More Cases of Foodborne Bacteria Resistant to Drugs

From 2011 to 2013, multidrug resistance of a certain Salmonella strain more than doubled.

HealthDay News — Antibiotic-resistant infections from foodborne germs still cause about 440,000 illnesses in the United States each year, the U.S. Centers for Disease Control and Prevention reported Tuesday.

For the current report, the CDC investigators tested more than 5,000 foodborne bacteria from affected people and compared them with findings from previous years.

The investigators found that multidrug resistance in a common strain of Salmonella called I4,[5],12:i:- rose from 18% in 2011 to 46% in 2013. Illness with this strain of Salmonella has been linked to animal exposure and consumption of contaminated pork or beef.

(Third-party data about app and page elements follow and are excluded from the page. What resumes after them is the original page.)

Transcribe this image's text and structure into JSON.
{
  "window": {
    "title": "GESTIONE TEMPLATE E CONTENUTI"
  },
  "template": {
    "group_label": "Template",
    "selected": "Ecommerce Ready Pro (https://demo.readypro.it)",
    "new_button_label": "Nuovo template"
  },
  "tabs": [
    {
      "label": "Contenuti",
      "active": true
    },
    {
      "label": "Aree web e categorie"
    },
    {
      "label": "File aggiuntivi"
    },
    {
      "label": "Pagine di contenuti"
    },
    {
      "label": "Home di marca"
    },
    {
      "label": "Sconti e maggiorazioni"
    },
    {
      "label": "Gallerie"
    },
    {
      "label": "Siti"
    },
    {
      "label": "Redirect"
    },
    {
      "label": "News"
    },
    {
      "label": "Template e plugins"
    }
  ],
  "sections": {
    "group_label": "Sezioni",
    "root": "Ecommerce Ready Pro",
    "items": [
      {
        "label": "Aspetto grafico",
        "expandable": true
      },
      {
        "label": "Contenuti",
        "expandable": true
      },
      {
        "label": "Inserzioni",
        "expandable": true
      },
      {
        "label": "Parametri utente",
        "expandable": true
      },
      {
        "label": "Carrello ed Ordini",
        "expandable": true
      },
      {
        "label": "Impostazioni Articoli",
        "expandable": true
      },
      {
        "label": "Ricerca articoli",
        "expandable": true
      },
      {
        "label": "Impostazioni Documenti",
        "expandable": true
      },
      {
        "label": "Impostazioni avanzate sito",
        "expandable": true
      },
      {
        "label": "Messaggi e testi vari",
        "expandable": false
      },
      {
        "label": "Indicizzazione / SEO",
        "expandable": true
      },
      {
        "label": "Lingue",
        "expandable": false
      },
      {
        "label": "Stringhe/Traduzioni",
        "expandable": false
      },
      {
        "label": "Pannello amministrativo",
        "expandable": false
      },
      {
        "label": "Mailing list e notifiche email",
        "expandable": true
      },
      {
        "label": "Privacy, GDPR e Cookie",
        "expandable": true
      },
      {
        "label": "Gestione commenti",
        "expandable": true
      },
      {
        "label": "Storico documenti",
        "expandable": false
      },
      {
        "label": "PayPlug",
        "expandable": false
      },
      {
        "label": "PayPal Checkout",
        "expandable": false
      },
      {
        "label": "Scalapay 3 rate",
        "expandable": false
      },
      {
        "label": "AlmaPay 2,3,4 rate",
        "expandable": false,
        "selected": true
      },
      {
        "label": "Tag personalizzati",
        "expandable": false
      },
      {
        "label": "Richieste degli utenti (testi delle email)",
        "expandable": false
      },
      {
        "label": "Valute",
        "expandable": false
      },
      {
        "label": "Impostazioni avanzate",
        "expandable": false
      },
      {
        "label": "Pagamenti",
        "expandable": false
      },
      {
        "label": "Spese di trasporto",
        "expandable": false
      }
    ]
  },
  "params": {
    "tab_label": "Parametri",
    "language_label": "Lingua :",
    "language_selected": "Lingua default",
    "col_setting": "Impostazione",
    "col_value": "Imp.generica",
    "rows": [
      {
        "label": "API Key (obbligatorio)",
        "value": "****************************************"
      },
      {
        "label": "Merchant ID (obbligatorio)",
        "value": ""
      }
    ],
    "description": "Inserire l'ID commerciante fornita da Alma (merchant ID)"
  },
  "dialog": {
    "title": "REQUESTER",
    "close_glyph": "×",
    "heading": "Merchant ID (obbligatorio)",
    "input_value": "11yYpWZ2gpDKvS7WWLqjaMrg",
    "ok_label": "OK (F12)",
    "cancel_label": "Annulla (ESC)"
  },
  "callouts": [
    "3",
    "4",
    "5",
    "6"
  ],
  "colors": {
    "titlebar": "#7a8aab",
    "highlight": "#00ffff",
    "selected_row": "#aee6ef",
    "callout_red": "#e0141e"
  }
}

 Another foodborne bacteria monitored for drug resistance is Campylobacter. In 2013, one-quarter of Campylobacter samples from infected people were resistant to quinolone antibiotics such as ciprofloxacin, the agency said.

To curb drug-resistant infections, efforts are being made to reduce inappropriate use of antibiotics in food-producing animals. Measuring the success of those efforts, the CDC’s National Antimicrobial Resistance Monitoring System each year tracks changes in the antibiotic resistance of six common types of foodborne bacteria found in food animals, retail meats, and affected humans.


  1. Centers for Disease Control and Prevention. The 2013 NARMS Annual Human Isolates Report. Accessed 10 June 2015. Available at